I actually had this thought ages ago and kept meaning to write about it but didn’t.
I’ve realized that I have kind of an entitlement issue with dudes; on a gut level, I believe they’re supposed to take care of me.
I’m quite certain this came from my dad, who (as most abusive personality types do) tried to isolate my mother and I from other people and make us dependent on him – mostly by insisting on driving my mom and I everywhere, even though I had a bus pass and she had a driver’s licence. So I’d be getting ready to leave for work, bus pass in hand, and my dad would be like “No, no, just wait a second, I’ll drive you.”
When we went shopping, I used to make my dad deal with the cashier; I’d give him my items and money and he’d do the actual transaction. (I wasn’t familiar with the concept of social anxiety back then, and too much in denial to recognize that I was afraid of people anyway; I gave some other excuse, I forget what.) My dad accepted this quirk of mine – probably loved it, really, because it cemented my dependence that much further – and did not delve into the reasons why or encourage me to make my own purchases.
My dad would also jump in and do technological stuff for me, like setting up a computer or a tv (not teach me how, mind you; do it for me). I mean I’d be about to get out the instructions and do it myself and he’d practically shove me out of the way.
Basically, my dad repeatedly taught me not to bother being independent because it was easier just to let him help me. My ex-husband was very much the same way, right down to insisting on driving me places even though I was willing and able to take transit; I suppose I married him partly because he repeated the same comforting, familiar patterns of behaviour I grew up with. And oh – ew – I guess The Pedant’s unsolicited technological help touches a soft spot in me for the same reason. All things considered, it makes sense that I would associate technological help with feeling loved and protected, but still – it grosses me out to associate my dad with anyone I’m fucking.
So yeah. My dad (and mom) never bought things for me; I was always pretty independent in that regard, and never got the idea that dudes should pay for my shit. My dad was never particularly chivalrous toward me (he’s a total dickhead, actually), so I never felt that dudes were “supposed” to open doors for me or give me their jackets when I was cold or anything like that. But a few months back, I began noticing that if I was talking to a dude I was fairly close to (friend or lover, doesn’t matter) and mentioned that I was having computer problems and he didn’t offer to come by and take a look, I’d get this surge of rage.

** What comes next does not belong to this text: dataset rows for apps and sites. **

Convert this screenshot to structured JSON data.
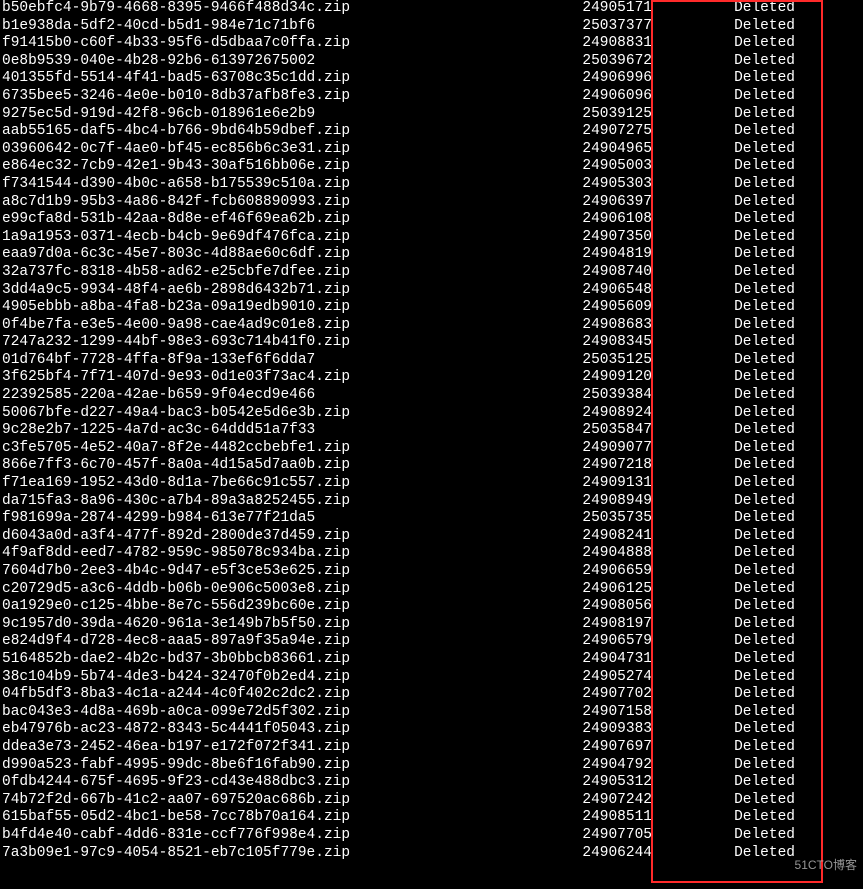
{
  "watermark": "51CTO博客",
  "rows": [
    {
      "name": "b50ebfc4-9b79-4668-8395-9466f488d34c.zip",
      "size": "24905171",
      "status": "Deleted"
    },
    {
      "name": "b1e938da-5df2-40cd-b5d1-984e71c71bf6",
      "size": "25037377",
      "status": "Deleted"
    },
    {
      "name": "f91415b0-c60f-4b33-95f6-d5dbaa7c0ffa.zip",
      "size": "24908831",
      "status": "Deleted"
    },
    {
      "name": "0e8b9539-040e-4b28-92b6-613972675002",
      "size": "25039672",
      "status": "Deleted"
    },
    {
      "name": "401355fd-5514-4f41-bad5-63708c35c1dd.zip",
      "size": "24906996",
      "status": "Deleted"
    },
    {
      "name": "6735bee5-3246-4e0e-b010-8db37afb8fe3.zip",
      "size": "24906096",
      "status": "Deleted"
    },
    {
      "name": "9275ec5d-919d-42f8-96cb-018961e6e2b9",
      "size": "25039125",
      "status": "Deleted"
    },
    {
      "name": "aab55165-daf5-4bc4-b766-9bd64b59dbef.zip",
      "size": "24907275",
      "status": "Deleted"
    },
    {
      "name": "03960642-0c7f-4ae0-bf45-ec856b6c3e31.zip",
      "size": "24904965",
      "status": "Deleted"
    },
    {
      "name": "e864ec32-7cb9-42e1-9b43-30af516bb06e.zip",
      "size": "24905003",
      "status": "Deleted"
    },
    {
      "name": "f7341544-d390-4b0c-a658-b175539c510a.zip",
      "size": "24905303",
      "status": "Deleted"
    },
    {
      "name": "a8c7d1b9-95b3-4a86-842f-fcb608890993.zip",
      "size": "24906397",
      "status": "Deleted"
    },
    {
      "name": "e99cfa8d-531b-42aa-8d8e-ef46f69ea62b.zip",
      "size": "24906108",
      "status": "Deleted"
    },
    {
      "name": "1a9a1953-0371-4ecb-b4cb-9e69df476fca.zip",
      "size": "24907350",
      "status": "Deleted"
    },
    {
      "name": "eaa97d0a-6c3c-45e7-803c-4d88ae60c6df.zip",
      "size": "24904819",
      "status": "Deleted"
    },
    {
      "name": "32a737fc-8318-4b58-ad62-e25cbfe7dfee.zip",
      "size": "24908740",
      "status": "Deleted"
    },
    {
      "name": "3dd4a9c5-9934-48f4-ae6b-2898d6432b71.zip",
      "size": "24906548",
      "status": "Deleted"
    },
    {
      "name": "4905ebbb-a8ba-4fa8-b23a-09a19edb9010.zip",
      "size": "24905609",
      "status": "Deleted"
    },
    {
      "name": "0f4be7fa-e3e5-4e00-9a98-cae4ad9c01e8.zip",
      "size": "24908683",
      "status": "Deleted"
    },
    {
      "name": "7247a232-1299-44bf-98e3-693c714b41f0.zip",
      "size": "24908345",
      "status": "Deleted"
    },
    {
      "name": "01d764bf-7728-4ffa-8f9a-133ef6f6dda7",
      "size": "25035125",
      "status": "Deleted"
    },
    {
      "name": "3f625bf4-7f71-407d-9e93-0d1e03f73ac4.zip",
      "size": "24909120",
      "status": "Deleted"
    },
    {
      "name": "22392585-220a-42ae-b659-9f04ecd9e466",
      "size": "25039384",
      "status": "Deleted"
    },
    {
      "name": "50067bfe-d227-49a4-bac3-b0542e5d6e3b.zip",
      "size": "24908924",
      "status": "Deleted"
    },
    {
      "name": "9c28e2b7-1225-4a7d-ac3c-64ddd51a7f33",
      "size": "25035847",
      "status": "Deleted"
    },
    {
      "name": "c3fe5705-4e52-40a7-8f2e-4482ccbebfe1.zip",
      "size": "24909077",
      "status": "Deleted"
    },
    {
      "name": "866e7ff3-6c70-457f-8a0a-4d15a5d7aa0b.zip",
      "size": "24907218",
      "status": "Deleted"
    },
    {
      "name": "f71ea169-1952-43d0-8d1a-7be66c91c557.zip",
      "size": "24909131",
      "status": "Deleted"
    },
    {
      "name": "da715fa3-8a96-430c-a7b4-89a3a8252455.zip",
      "size": "24908949",
      "status": "Deleted"
    },
    {
      "name": "f981699a-2874-4299-b984-613e77f21da5",
      "size": "25035735",
      "status": "Deleted"
    },
    {
      "name": "d6043a0d-a3f4-477f-892d-2800de37d459.zip",
      "size": "24908241",
      "status": "Deleted"
    },
    {
      "name": "4f9af8dd-eed7-4782-959c-985078c934ba.zip",
      "size": "24904888",
      "status": "Deleted"
    },
    {
      "name": "7604d7b0-2ee3-4b4c-9d47-e5f3ce53e625.zip",
      "size": "24906659",
      "status": "Deleted"
    },
    {
      "name": "c20729d5-a3c6-4ddb-b06b-0e906c5003e8.zip",
      "size": "24906125",
      "status": "Deleted"
    },
    {
      "name": "0a1929e0-c125-4bbe-8e7c-556d239bc60e.zip",
      "size": "24908056",
      "status": "Deleted"
    },
    {
      "name": "9c1957d0-39da-4620-961a-3e149b7b5f50.zip",
      "size": "24908197",
      "status": "Deleted"
    },
    {
      "name": "e824d9f4-d728-4ec8-aaa5-897a9f35a94e.zip",
      "size": "24906579",
      "status": "Deleted"
    },
    {
      "name": "5164852b-dae2-4b2c-bd37-3b0bbcb83661.zip",
      "size": "24904731",
      "status": "Deleted"
    },
    {
      "name": "38c104b9-5b74-4de3-b424-32470f0b2ed4.zip",
      "size": "24905274",
      "status": "Deleted"
    },
    {
      "name": "04fb5df3-8ba3-4c1a-a244-4c0f402c2dc2.zip",
      "size": "24907702",
      "status": "Deleted"
    },
    {
      "name": "bac043e3-4d8a-469b-a0ca-099e72d5f302.zip",
      "size": "24907158",
      "status": "Deleted"
    },
    {
      "name": "eb47976b-ac23-4872-8343-5c4441f05043.zip",
      "size": "24909383",
      "status": "Deleted"
    },
    {
      "name": "ddea3e73-2452-46ea-b197-e172f072f341.zip",
      "size": "24907697",
      "status": "Deleted"
    },
    {
      "name": "d990a523-fabf-4995-99dc-8be6f16fab90.zip",
      "size": "24904792",
      "status": "Deleted"
    },
    {
      "name": "0fdb4244-675f-4695-9f23-cd43e488dbc3.zip",
      "size": "24905312",
      "status": "Deleted"
    },
    {
      "name": "74b72f2d-667b-41c2-aa07-697520ac686b.zip",
      "size": "24907242",
      "status": "Deleted"
    },
    {
      "name": "615baf55-05d2-4bc1-be58-7cc78b70a164.zip",
      "size": "24908511",
      "status": "Deleted"
    },
    {
      "name": "b4fd4e40-cabf-4dd6-831e-ccf776f998e4.zip",
      "size": "24907705",
      "status": "Deleted"
    },
    {
      "name": "7a3b09e1-97c9-4054-8521-eb7c105f779e.zip",
      "size": "24906244",
      "status": "Deleted"
    }
  ]
}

Some part of my brain was like “What the fuck, dude!!! Why aren’t you helping me?!?!?” – and this only happened with men, not women.
For a long time I was the same way with my social anxiety stuff – if I told my boyfriend that, for instance, I needed to call a store and find out how late they were open but I didn’t want to, I assumed he would offer to do it for me (actually, I didn’t always wait for an offer; I used to flat out ask guys to do that shit for me). I didn’t expect a dude to play therapist and actually fix my anxiety, mind you; I simply expected him to enable my behaviour by going places with me or doing shit for me. You know, like my dad did. My ex husband was actually happy to comply with this (and kept going out of his way to enable me even after bitching about my dependence on him and wanting a trial separation because of it. Once again, an abusive personality type trying to isolate me from the world). Sometime after my marriage dissolved I did some soul searching and realized I needed to own my anxiety and stop expecting my partners to bail me out.

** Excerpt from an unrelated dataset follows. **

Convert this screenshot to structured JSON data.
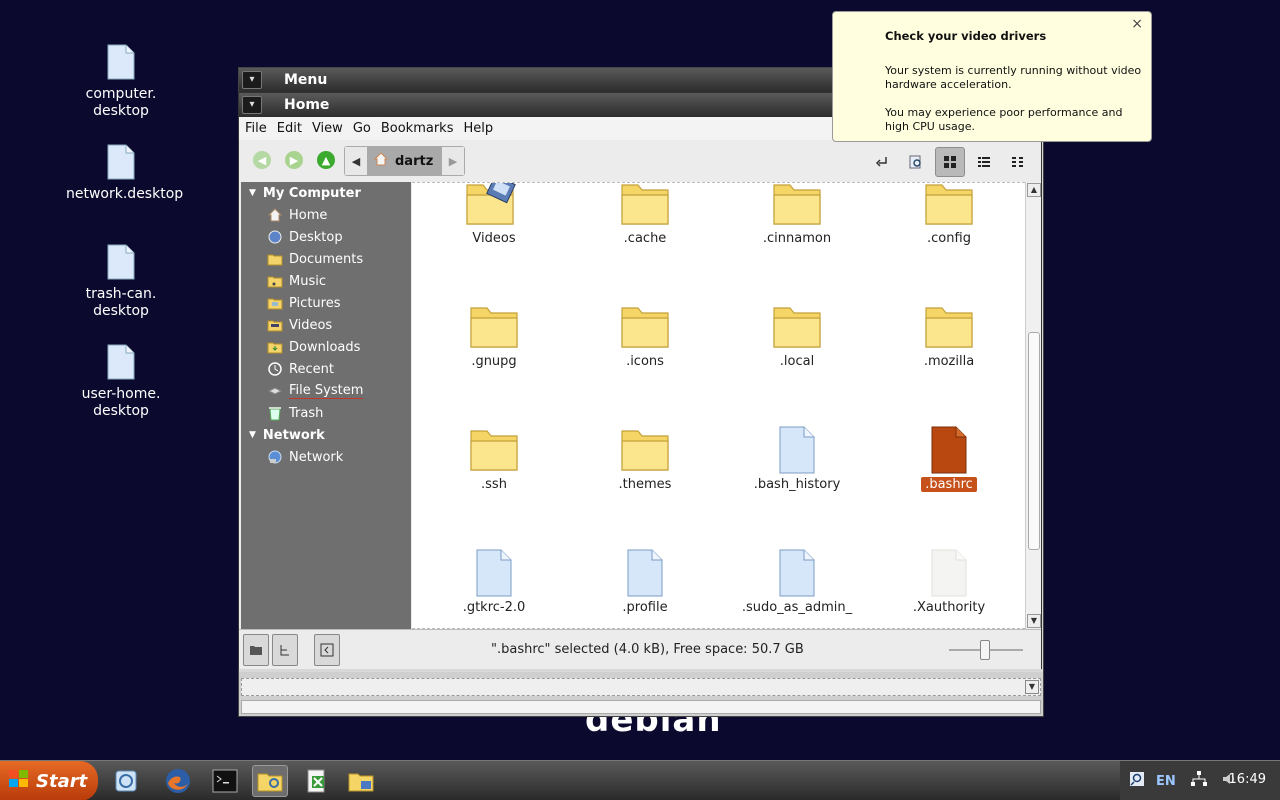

My post-separation rebound fling was the last person I was with who owned a car (and that was eight years ago) so I haven’t had an opportunity to get mad at a guy for not offering to drive me places – but I think I’m over that, too. At this point, preemptively offering me rides would probably be a red flag; I never want to be as totally dependent on anyone as I was on my dad or my ex husband.
But the assumption that guys should help me with icky hard technical stuff persists, and I’m actively working on fixing that. I think I’m making progress. At the very least I’m making a point of outright asking for help when I have an issue instead of passive-aggressively mentioning the issue and then waiting to be rescued.
And while I love that The Pedant has taken it upon himself to equip me with a fancy phone and reset my router for me (and salt my front path and help tidy my living room and help assemble a dresser), I’m being careful not to ask him for assistance very often**. I don’t want to feel dependent on him and I don’t want him to feel used. If I must get help with things around the house, I’ll at least rotate it among my other capable friends – both male and female.
*That’s the other thing – my dad was a software developer and big-time nerd, and so were most of my long-term boyfriends. It just became totally par for the course to me that guys all know how to fix computers and hook up tvs and stuff. I have to keep reminding myself that having a penis doesn’t mean you’re automatically gonna know how to troubleshoot electronics. Bad feminist. BAD.
**I got him to hook up my DVD player after I tried to do it myself and couldn’t figure it out. And I got him to carry my new tv home from the post office that time. That’s about it.